Task prompt:
Copy every line of the data in which the word "Post" occurs.
*** Opening of Supplied entries ***
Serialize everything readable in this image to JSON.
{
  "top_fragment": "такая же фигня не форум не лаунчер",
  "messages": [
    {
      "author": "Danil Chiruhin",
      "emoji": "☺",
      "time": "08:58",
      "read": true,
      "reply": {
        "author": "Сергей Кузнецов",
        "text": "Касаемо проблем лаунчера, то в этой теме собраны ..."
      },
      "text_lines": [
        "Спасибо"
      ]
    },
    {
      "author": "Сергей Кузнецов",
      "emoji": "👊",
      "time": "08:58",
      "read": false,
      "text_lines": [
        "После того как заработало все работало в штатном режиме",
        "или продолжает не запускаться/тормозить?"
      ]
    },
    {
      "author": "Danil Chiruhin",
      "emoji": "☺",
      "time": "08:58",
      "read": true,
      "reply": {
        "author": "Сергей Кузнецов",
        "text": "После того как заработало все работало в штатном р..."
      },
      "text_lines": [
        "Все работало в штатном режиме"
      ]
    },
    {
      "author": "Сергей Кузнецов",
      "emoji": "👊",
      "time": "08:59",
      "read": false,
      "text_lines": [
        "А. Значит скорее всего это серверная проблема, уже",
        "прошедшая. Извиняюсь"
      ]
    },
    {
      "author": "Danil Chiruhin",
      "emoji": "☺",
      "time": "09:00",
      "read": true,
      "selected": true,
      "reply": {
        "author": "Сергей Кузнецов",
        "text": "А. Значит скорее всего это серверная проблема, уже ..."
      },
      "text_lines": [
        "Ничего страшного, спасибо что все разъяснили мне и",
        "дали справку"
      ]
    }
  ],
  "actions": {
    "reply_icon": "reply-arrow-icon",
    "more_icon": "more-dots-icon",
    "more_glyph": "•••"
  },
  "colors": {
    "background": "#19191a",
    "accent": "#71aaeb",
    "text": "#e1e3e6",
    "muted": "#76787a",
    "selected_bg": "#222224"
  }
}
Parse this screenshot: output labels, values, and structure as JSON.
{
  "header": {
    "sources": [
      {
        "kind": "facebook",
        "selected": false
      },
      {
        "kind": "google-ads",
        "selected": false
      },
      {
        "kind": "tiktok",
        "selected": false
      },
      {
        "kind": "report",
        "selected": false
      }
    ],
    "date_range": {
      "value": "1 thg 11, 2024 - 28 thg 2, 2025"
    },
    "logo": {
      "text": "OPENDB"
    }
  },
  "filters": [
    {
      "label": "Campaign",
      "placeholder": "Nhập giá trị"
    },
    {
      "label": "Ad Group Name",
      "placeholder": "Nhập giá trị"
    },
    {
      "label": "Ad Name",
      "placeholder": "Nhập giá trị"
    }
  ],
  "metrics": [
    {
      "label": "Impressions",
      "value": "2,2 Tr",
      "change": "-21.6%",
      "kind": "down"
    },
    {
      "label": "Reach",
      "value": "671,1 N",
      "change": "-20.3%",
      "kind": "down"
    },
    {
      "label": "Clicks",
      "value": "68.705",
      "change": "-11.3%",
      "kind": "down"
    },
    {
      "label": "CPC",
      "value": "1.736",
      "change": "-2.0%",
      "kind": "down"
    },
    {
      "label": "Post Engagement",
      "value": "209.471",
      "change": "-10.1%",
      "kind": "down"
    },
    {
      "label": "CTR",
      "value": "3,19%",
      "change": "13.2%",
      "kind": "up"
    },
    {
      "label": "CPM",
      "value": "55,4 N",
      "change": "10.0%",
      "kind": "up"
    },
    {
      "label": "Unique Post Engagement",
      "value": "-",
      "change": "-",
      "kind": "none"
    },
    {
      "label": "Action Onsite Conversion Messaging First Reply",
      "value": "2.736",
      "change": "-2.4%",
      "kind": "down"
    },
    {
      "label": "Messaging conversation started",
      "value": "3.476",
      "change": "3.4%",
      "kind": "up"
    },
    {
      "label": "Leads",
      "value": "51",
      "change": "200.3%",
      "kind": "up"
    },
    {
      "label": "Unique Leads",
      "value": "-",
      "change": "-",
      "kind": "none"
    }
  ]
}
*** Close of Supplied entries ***
Task output:
      "label": "Post Engagement",
      "label": "Unique Post Engagement",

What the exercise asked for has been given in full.